Page and application data records
+-------+
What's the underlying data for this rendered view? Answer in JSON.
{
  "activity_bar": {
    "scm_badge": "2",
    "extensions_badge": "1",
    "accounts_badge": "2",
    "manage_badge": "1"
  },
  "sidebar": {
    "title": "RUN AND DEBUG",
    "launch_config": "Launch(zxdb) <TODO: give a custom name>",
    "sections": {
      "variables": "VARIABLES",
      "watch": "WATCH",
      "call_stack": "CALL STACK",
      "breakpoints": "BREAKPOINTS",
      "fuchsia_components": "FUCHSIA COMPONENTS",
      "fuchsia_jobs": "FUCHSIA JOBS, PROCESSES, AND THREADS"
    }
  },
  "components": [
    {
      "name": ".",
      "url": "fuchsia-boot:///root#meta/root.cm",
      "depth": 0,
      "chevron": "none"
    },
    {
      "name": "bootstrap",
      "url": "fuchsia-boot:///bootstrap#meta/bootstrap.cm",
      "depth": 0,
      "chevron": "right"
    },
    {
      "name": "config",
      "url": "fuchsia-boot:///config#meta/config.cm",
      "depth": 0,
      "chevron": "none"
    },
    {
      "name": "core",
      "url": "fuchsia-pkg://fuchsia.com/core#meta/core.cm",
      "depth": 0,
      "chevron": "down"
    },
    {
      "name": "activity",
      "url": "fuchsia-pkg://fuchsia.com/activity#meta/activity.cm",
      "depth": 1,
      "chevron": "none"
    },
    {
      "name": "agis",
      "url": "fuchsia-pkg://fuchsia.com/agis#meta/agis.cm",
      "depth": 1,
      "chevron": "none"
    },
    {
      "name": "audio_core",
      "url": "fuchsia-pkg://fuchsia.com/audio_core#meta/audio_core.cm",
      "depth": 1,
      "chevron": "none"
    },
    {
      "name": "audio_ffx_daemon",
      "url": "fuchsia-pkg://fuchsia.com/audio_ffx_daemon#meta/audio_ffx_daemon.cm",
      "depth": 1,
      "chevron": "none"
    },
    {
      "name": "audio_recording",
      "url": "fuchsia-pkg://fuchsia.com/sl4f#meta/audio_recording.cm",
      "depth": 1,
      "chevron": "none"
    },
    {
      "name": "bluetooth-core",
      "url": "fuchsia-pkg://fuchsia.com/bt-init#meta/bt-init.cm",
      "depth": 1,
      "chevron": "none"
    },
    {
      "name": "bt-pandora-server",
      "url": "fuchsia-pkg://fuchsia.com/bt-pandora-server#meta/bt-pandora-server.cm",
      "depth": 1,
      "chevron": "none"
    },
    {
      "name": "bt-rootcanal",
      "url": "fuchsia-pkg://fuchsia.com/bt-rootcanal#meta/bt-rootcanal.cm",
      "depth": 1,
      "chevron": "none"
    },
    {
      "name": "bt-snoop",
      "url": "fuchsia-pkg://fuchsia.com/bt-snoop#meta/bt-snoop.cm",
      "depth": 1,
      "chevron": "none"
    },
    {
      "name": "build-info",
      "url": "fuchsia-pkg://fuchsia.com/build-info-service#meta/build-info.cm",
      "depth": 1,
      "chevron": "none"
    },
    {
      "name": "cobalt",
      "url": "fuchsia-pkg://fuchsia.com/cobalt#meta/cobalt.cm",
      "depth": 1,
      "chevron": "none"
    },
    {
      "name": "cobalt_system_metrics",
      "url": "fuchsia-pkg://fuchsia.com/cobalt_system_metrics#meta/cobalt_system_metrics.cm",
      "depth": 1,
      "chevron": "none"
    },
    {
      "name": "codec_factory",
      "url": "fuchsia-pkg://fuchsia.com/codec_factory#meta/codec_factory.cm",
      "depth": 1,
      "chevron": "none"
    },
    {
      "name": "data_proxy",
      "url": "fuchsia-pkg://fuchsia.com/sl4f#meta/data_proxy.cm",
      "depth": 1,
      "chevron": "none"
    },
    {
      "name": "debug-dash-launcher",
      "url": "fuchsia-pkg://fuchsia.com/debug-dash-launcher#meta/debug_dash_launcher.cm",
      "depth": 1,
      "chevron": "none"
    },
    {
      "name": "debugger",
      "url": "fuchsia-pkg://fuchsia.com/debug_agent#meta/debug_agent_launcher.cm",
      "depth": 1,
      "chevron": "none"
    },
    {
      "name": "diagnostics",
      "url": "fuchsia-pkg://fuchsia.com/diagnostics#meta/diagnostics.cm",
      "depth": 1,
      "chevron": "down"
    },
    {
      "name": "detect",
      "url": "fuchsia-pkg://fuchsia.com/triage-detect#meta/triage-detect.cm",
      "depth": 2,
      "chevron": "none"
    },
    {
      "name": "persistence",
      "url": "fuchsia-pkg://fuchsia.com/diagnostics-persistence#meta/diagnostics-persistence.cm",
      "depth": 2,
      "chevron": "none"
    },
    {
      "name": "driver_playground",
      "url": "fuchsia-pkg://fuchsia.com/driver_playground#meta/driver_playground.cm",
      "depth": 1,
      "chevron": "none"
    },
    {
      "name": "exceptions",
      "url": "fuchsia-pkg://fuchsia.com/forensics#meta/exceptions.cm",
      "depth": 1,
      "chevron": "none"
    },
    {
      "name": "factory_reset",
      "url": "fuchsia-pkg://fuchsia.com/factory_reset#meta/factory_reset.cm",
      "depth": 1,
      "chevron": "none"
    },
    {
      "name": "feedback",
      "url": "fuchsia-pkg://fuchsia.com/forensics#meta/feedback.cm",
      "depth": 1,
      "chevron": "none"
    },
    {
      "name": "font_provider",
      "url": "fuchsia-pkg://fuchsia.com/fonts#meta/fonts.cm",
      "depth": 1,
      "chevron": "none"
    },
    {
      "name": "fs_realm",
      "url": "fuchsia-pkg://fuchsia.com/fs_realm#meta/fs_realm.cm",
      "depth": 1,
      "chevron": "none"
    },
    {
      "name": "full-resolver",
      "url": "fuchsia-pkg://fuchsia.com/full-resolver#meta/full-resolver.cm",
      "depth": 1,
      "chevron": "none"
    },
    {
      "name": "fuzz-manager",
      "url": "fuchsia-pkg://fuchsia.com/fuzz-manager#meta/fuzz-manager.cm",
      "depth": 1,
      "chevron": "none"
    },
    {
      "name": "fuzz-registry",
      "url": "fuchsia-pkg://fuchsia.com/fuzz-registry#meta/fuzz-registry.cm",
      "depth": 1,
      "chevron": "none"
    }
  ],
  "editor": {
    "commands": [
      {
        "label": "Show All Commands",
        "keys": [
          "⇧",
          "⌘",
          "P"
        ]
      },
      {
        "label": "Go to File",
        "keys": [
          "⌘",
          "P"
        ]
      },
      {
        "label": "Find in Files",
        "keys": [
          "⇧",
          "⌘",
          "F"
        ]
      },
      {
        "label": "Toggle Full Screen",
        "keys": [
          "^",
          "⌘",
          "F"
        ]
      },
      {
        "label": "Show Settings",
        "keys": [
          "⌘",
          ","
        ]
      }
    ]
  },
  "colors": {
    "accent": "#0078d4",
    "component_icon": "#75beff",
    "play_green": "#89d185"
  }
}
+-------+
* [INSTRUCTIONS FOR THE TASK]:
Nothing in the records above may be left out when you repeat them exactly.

* [WRITTEN SOLUTION]:
What's the underlying data for this rendered view? Answer in JSON.
{
  "activity_bar": {
    "scm_badge": "2",
    "extensions_badge": "1",
    "accounts_badge": "2",
    "manage_badge": "1"
  },
  "sidebar": {
    "title": "RUN AND DEBUG",
    "launch_config": "Launch(zxdb) <TODO: give a custom name>",
    "sections": {
      "variables": "VARIABLES",
      "watch": "WATCH",
      "call_stack": "CALL STACK",
      "breakpoints": "BREAKPOINTS",
      "fuchsia_components": "FUCHSIA COMPONENTS",
      "fuchsia_jobs": "FUCHSIA JOBS, PROCESSES, AND THREADS"
    }
  },
  "components": [
    {
      "name": ".",
      "url": "fuchsia-boot:///root#meta/root.cm",
      "depth": 0,
      "chevron": "none"
    },
    {
      "name": "bootstrap",
      "url": "fuchsia-boot:///bootstrap#meta/bootstrap.cm",
      "depth": 0,
      "chevron": "right"
    },
    {
      "name": "config",
      "url": "fuchsia-boot:///config#meta/config.cm",
      "depth": 0,
      "chevron": "none"
    },
    {
      "name": "core",
      "url": "fuchsia-pkg://fuchsia.com/core#meta/core.cm",
      "depth": 0,
      "chevron": "down"
    },
    {
      "name": "activity",
      "url": "fuchsia-pkg://fuchsia.com/activity#meta/activity.cm",
      "depth": 1,
      "chevron": "none"
    },
    {
      "name": "agis",
      "url": "fuchsia-pkg://fuchsia.com/agis#meta/agis.cm",
      "depth": 1,
      "chevron": "none"
    },
    {
      "name": "audio_core",
      "url": "fuchsia-pkg://fuchsia.com/audio_core#meta/audio_core.cm",
      "depth": 1,
      "chevron": "none"
    },
    {
      "name": "audio_ffx_daemon",
      "url": "fuchsia-pkg://fuchsia.com/audio_ffx_daemon#meta/audio_ffx_daemon.cm",
      "depth": 1,
      "chevron": "none"
    },
    {
      "name": "audio_recording",
      "url": "fuchsia-pkg://fuchsia.com/sl4f#meta/audio_recording.cm",
      "depth": 1,
      "chevron": "none"
    },
    {
      "name": "bluetooth-core",
      "url": "fuchsia-pkg://fuchsia.com/bt-init#meta/bt-init.cm",
      "depth": 1,
      "chevron": "none"
    },
    {
      "name": "bt-pandora-server",
      "url": "fuchsia-pkg://fuchsia.com/bt-pandora-server#meta/bt-pandora-server.cm",
      "depth": 1,
      "chevron": "none"
    },
    {
      "name": "bt-rootcanal",
      "url": "fuchsia-pkg://fuchsia.com/bt-rootcanal#meta/bt-rootcanal.cm",
      "depth": 1,
      "chevron": "none"
    },
    {
      "name": "bt-snoop",
      "url": "fuchsia-pkg://fuchsia.com/bt-snoop#meta/bt-snoop.cm",
      "depth": 1,
      "chevron": "none"
    },
    {
      "name": "build-info",
      "url": "fuchsia-pkg://fuchsia.com/build-info-service#meta/build-info.cm",
      "depth": 1,
      "chevron": "none"
    },
    {
      "name": "cobalt",
      "url": "fuchsia-pkg://fuchsia.com/cobalt#meta/cobalt.cm",
      "depth": 1,
      "chevron": "none"
    },
    {
      "name": "cobalt_system_metrics",
      "url": "fuchsia-pkg://fuchsia.com/cobalt_system_metrics#meta/cobalt_system_metrics.cm",
      "depth": 1,
      "chevron": "none"
    },
    {
      "name": "codec_factory",
      "url": "fuchsia-pkg://fuchsia.com/codec_factory#meta/codec_factory.cm",
      "depth": 1,
      "chevron": "none"
    },
    {
      "name": "data_proxy",
      "url": "fuchsia-pkg://fuchsia.com/sl4f#meta/data_proxy.cm",
      "depth": 1,
      "chevron": "none"
    },
    {
      "name": "debug-dash-launcher",
      "url": "fuchsia-pkg://fuchsia.com/debug-dash-launcher#meta/debug_dash_launcher.cm",
      "depth": 1,
      "chevron": "none"
    },
    {
      "name": "debugger",
      "url": "fuchsia-pkg://fuchsia.com/debug_agent#meta/debug_agent_launcher.cm",
      "depth": 1,
      "chevron": "none"
    },
    {
      "name": "diagnostics",
      "url": "fuchsia-pkg://fuchsia.com/diagnostics#meta/diagnostics.cm",
      "depth": 1,
      "chevron": "down"
    },
    {
      "name": "detect",
      "url": "fuchsia-pkg://fuchsia.com/triage-detect#meta/triage-detect.cm",
      "depth": 2,
      "chevron": "none"
    },
    {
      "name": "persistence",
      "url": "fuchsia-pkg://fuchsia.com/diagnostics-persistence#meta/diagnostics-persistence.cm",
      "depth": 2,
      "chevron": "none"
    },
    {
      "name": "driver_playground",
      "url": "fuchsia-pkg://fuchsia.com/driver_playground#meta/driver_playground.cm",
      "depth": 1,
      "chevron": "none"
    },
    {
      "name": "exceptions",
      "url": "fuchsia-pkg://fuchsia.com/forensics#meta/exceptions.cm",
      "depth": 1,
      "chevron": "none"
    },
    {
      "name": "factory_reset",
      "url": "fuchsia-pkg://fuchsia.com/factory_reset#meta/factory_reset.cm",
      "depth": 1,
      "chevron": "none"
    },
    {
      "name": "feedback",
      "url": "fuchsia-pkg://fuchsia.com/forensics#meta/feedback.cm",
      "depth": 1,
      "chevron": "none"
    },
    {
      "name": "font_provider",
      "url": "fuchsia-pkg://fuchsia.com/fonts#meta/fonts.cm",
      "depth": 1,
      "chevron": "none"
    },
    {
      "name": "fs_realm",
      "url": "fuchsia-pkg://fuchsia.com/fs_realm#meta/fs_realm.cm",
      "depth": 1,
      "chevron": "none"
    },
    {
      "name": "full-resolver",
      "url": "fuchsia-pkg://fuchsia.com/full-resolver#meta/full-resolver.cm",
      "depth": 1,
      "chevron": "none"
    },
    {
      "name": "fuzz-manager",
      "url": "fuchsia-pkg://fuchsia.com/fuzz-manager#meta/fuzz-manager.cm",
      "depth": 1,
      "chevron": "none"
    },
    {
      "name": "fuzz-registry",
      "url": "fuchsia-pkg://fuchsia.com/fuzz-registry#meta/fuzz-registry.cm",
      "depth": 1,
      "chevron": "none"
    }
  ],
  "editor": {
    "commands": [
      {
        "label": "Show All Commands",
        "keys": [
          "⇧",
          "⌘",
          "P"
        ]
      },
      {
        "label": "Go to File",
        "keys": [
          "⌘",
          "P"
        ]
      },
      {
        "label": "Find in Files",
        "keys": [
          "⇧",
          "⌘",
          "F"
        ]
      },
      {
        "label": "Toggle Full Screen",
        "keys": [
          "^",
          "⌘",
          "F"
        ]
      },
      {
        "label": "Show Settings",
        "keys": [
          "⌘",
          ","
        ]
      }
    ]
  },
  "colors": {
    "accent": "#0078d4",
    "component_icon": "#75beff",
    "play_green": "#89d185"
  }
}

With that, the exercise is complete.